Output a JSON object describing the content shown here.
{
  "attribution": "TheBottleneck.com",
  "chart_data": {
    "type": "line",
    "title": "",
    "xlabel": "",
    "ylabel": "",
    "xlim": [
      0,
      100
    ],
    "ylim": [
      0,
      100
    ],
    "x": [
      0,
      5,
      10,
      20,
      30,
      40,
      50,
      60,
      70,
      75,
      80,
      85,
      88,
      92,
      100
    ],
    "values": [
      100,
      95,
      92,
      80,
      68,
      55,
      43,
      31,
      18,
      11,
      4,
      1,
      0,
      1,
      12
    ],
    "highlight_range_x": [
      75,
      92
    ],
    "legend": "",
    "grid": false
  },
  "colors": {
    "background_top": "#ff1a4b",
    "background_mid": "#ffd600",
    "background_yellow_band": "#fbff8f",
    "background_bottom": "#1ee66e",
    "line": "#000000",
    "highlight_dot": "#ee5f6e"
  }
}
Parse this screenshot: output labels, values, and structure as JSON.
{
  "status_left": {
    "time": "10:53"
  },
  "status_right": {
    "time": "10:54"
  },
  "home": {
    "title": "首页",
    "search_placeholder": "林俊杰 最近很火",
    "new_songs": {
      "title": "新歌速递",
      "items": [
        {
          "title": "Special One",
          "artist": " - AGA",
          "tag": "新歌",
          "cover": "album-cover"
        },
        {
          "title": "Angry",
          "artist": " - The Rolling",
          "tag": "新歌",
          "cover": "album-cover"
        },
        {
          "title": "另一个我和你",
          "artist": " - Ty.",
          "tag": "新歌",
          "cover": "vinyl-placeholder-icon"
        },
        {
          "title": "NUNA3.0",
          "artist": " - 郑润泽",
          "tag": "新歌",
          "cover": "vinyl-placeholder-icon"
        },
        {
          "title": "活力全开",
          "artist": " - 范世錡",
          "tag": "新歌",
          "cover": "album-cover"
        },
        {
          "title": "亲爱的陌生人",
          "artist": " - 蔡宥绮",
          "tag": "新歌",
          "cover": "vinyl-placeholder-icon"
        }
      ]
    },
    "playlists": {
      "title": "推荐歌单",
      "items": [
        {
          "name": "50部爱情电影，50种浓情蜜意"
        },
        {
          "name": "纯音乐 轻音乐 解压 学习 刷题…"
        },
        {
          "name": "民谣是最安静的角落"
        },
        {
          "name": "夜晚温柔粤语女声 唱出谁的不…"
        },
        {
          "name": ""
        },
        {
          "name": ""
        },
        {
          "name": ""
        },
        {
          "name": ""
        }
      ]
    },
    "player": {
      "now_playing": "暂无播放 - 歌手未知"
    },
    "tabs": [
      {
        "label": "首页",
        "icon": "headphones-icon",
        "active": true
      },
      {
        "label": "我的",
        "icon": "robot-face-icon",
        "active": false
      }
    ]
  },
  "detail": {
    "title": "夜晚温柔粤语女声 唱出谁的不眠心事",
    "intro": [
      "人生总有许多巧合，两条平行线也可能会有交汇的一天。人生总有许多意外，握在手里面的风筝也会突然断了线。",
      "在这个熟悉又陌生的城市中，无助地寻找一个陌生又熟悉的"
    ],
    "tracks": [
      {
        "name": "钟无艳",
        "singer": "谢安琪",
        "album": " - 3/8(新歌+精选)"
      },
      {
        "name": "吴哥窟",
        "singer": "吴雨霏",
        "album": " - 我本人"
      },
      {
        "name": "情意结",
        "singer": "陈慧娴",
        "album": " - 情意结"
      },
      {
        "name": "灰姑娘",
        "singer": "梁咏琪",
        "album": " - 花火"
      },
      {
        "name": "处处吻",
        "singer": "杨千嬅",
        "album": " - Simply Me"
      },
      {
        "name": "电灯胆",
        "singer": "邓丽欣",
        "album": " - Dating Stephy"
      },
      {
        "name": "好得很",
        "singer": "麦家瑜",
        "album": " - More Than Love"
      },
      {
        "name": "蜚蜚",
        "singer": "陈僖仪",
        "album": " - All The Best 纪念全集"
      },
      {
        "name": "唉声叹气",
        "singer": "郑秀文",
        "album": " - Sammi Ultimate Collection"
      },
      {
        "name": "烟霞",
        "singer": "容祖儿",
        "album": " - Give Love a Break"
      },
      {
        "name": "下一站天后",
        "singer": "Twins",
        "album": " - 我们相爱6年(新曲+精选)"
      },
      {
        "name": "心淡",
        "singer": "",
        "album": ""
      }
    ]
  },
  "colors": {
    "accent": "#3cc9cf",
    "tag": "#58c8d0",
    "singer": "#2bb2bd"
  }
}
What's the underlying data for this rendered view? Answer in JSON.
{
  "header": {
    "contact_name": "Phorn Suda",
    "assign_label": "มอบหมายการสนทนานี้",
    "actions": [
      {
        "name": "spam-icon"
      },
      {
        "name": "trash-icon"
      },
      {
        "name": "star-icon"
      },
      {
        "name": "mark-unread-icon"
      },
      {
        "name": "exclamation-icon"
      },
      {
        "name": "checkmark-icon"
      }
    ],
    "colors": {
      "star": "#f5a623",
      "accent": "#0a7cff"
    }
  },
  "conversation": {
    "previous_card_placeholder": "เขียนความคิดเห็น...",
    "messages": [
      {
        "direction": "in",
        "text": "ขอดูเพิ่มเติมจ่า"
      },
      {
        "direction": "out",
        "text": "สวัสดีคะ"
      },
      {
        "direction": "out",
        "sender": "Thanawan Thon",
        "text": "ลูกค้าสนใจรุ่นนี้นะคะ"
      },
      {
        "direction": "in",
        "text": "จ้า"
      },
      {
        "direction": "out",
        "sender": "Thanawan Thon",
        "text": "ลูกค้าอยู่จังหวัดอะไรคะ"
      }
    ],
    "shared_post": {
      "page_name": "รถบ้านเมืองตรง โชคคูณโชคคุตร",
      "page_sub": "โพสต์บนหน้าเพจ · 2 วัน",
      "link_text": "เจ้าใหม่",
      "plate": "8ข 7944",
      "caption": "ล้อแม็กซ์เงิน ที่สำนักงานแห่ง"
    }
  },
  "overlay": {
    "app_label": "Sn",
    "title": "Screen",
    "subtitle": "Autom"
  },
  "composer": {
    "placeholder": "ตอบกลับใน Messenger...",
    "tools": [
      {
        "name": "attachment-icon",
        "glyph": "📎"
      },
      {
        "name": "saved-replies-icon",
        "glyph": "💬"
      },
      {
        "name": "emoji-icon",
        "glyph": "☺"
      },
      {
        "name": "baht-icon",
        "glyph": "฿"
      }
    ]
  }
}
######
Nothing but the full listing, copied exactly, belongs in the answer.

Output a JSON object describing the content shown here.
{
  "attribution": "TheBottleneck.com",
  "chart_data": {
    "type": "line",
    "title": "",
    "xlabel": "",
    "ylabel": "",
    "xlim": [
      0,
      100
    ],
    "ylim": [
      0,
      100
    ],
    "x": [
      0,
      5,
      10,
      20,
      30,
      40,
      50,
      60,
      70,
      75,
      80,
      85,
      88,
      92,
      100
    ],
    "values": [
      100,
      95,
      92,
      80,
      68,
      55,
      43,
      31,
      18,
      11,
      4,
      1,
      0,
      1,
      12
    ],
    "highlight_range_x": [
      75,
      92
    ],
    "legend": "",
    "grid": false
  },
  "colors": {
    "background_top": "#ff1a4b",
    "background_mid": "#ffd600",
    "background_yellow_band": "#fbff8f",
    "background_bottom": "#1ee66e",
    "line": "#000000",
    "highlight_dot": "#ee5f6e"
  }
}
Parse this screenshot: output labels, values, and structure as JSON.
{
  "status_left": {
    "time": "10:53"
  },
  "status_right": {
    "time": "10:54"
  },
  "home": {
    "title": "首页",
    "search_placeholder": "林俊杰 最近很火",
    "new_songs": {
      "title": "新歌速递",
      "items": [
        {
          "title": "Special One",
          "artist": " - AGA",
          "tag": "新歌",
          "cover": "album-cover"
        },
        {
          "title": "Angry",
          "artist": " - The Rolling",
          "tag": "新歌",
          "cover": "album-cover"
        },
        {
          "title": "另一个我和你",
          "artist": " - Ty.",
          "tag": "新歌",
          "cover": "vinyl-placeholder-icon"
        },
        {
          "title": "NUNA3.0",
          "artist": " - 郑润泽",
          "tag": "新歌",
          "cover": "vinyl-placeholder-icon"
        },
        {
          "title": "活力全开",
          "artist": " - 范世錡",
          "tag": "新歌",
          "cover": "album-cover"
        },
        {
          "title": "亲爱的陌生人",
          "artist": " - 蔡宥绮",
          "tag": "新歌",
          "cover": "vinyl-placeholder-icon"
        }
      ]
    },
    "playlists": {
      "title": "推荐歌单",
      "items": [
        {
          "name": "50部爱情电影，50种浓情蜜意"
        },
        {
          "name": "纯音乐 轻音乐 解压 学习 刷题…"
        },
        {
          "name": "民谣是最安静的角落"
        },
        {
          "name": "夜晚温柔粤语女声 唱出谁的不…"
        },
        {
          "name": ""
        },
        {
          "name": ""
        },
        {
          "name": ""
        },
        {
          "name": ""
        }
      ]
    },
    "player": {
      "now_playing": "暂无播放 - 歌手未知"
    },
    "tabs": [
      {
        "label": "首页",
        "icon": "headphones-icon",
        "active": true
      },
      {
        "label": "我的",
        "icon": "robot-face-icon",
        "active": false
      }
    ]
  },
  "detail": {
    "title": "夜晚温柔粤语女声 唱出谁的不眠心事",
    "intro": [
      "人生总有许多巧合，两条平行线也可能会有交汇的一天。人生总有许多意外，握在手里面的风筝也会突然断了线。",
      "在这个熟悉又陌生的城市中，无助地寻找一个陌生又熟悉的"
    ],
    "tracks": [
      {
        "name": "钟无艳",
        "singer": "谢安琪",
        "album": " - 3/8(新歌+精选)"
      },
      {
        "name": "吴哥窟",
        "singer": "吴雨霏",
        "album": " - 我本人"
      },
      {
        "name": "情意结",
        "singer": "陈慧娴",
        "album": " - 情意结"
      },
      {
        "name": "灰姑娘",
        "singer": "梁咏琪",
        "album": " - 花火"
      },
      {
        "name": "处处吻",
        "singer": "杨千嬅",
        "album": " - Simply Me"
      },
      {
        "name": "电灯胆",
        "singer": "邓丽欣",
        "album": " - Dating Stephy"
      },
      {
        "name": "好得很",
        "singer": "麦家瑜",
        "album": " - More Than Love"
      },
      {
        "name": "蜚蜚",
        "singer": "陈僖仪",
        "album": " - All The Best 纪念全集"
      },
      {
        "name": "唉声叹气",
        "singer": "郑秀文",
        "album": " - Sammi Ultimate Collection"
      },
      {
        "name": "烟霞",
        "singer": "容祖儿",
        "album": " - Give Love a Break"
      },
      {
        "name": "下一站天后",
        "singer": "Twins",
        "album": " - 我们相爱6年(新曲+精选)"
      },
      {
        "name": "心淡",
        "singer": "",
        "album": ""
      }
    ]
  },
  "colors": {
    "accent": "#3cc9cf",
    "tag": "#58c8d0",
    "singer": "#2bb2bd"
  }
}
What's the underlying data for this rendered view? Answer in JSON.
{
  "header": {
    "contact_name": "Phorn Suda",
    "assign_label": "มอบหมายการสนทนานี้",
    "actions": [
      {
        "name": "spam-icon"
      },
      {
        "name": "trash-icon"
      },
      {
        "name": "star-icon"
      },
      {
        "name": "mark-unread-icon"
      },
      {
        "name": "exclamation-icon"
      },
      {
        "name": "checkmark-icon"
      }
    ],
    "colors": {
      "star": "#f5a623",
      "accent": "#0a7cff"
    }
  },
  "conversation": {
    "previous_card_placeholder": "เขียนความคิดเห็น...",
    "messages": [
      {
        "direction": "in",
        "text": "ขอดูเพิ่มเติมจ่า"
      },
      {
        "direction": "out",
        "text": "สวัสดีคะ"
      },
      {
        "direction": "out",
        "sender": "Thanawan Thon",
        "text": "ลูกค้าสนใจรุ่นนี้นะคะ"
      },
      {
        "direction": "in",
        "text": "จ้า"
      },
      {
        "direction": "out",
        "sender": "Thanawan Thon",
        "text": "ลูกค้าอยู่จังหวัดอะไรคะ"
      }
    ],
    "shared_post": {
      "page_name": "รถบ้านเมืองตรง โชคคูณโชคคุตร",
      "page_sub": "โพสต์บนหน้าเพจ · 2 วัน",
      "link_text": "เจ้าใหม่",
      "plate": "8ข 7944",
      "caption": "ล้อแม็กซ์เงิน ที่สำนักงานแห่ง"
    }
  },
  "overlay": {
    "app_label": "Sn",
    "title": "Screen",
    "subtitle": "Autom"
  },
  "composer": {
    "placeholder": "ตอบกลับใน Messenger...",
    "tools": [
      {
        "name": "attachment-icon",
        "glyph": "📎"
      },
      {
        "name": "saved-replies-icon",
        "glyph": "💬"
      },
      {
        "name": "emoji-icon",
        "glyph": "☺"
      },
      {
        "name": "baht-icon",
        "glyph": "฿"
      }
    ]
  }
}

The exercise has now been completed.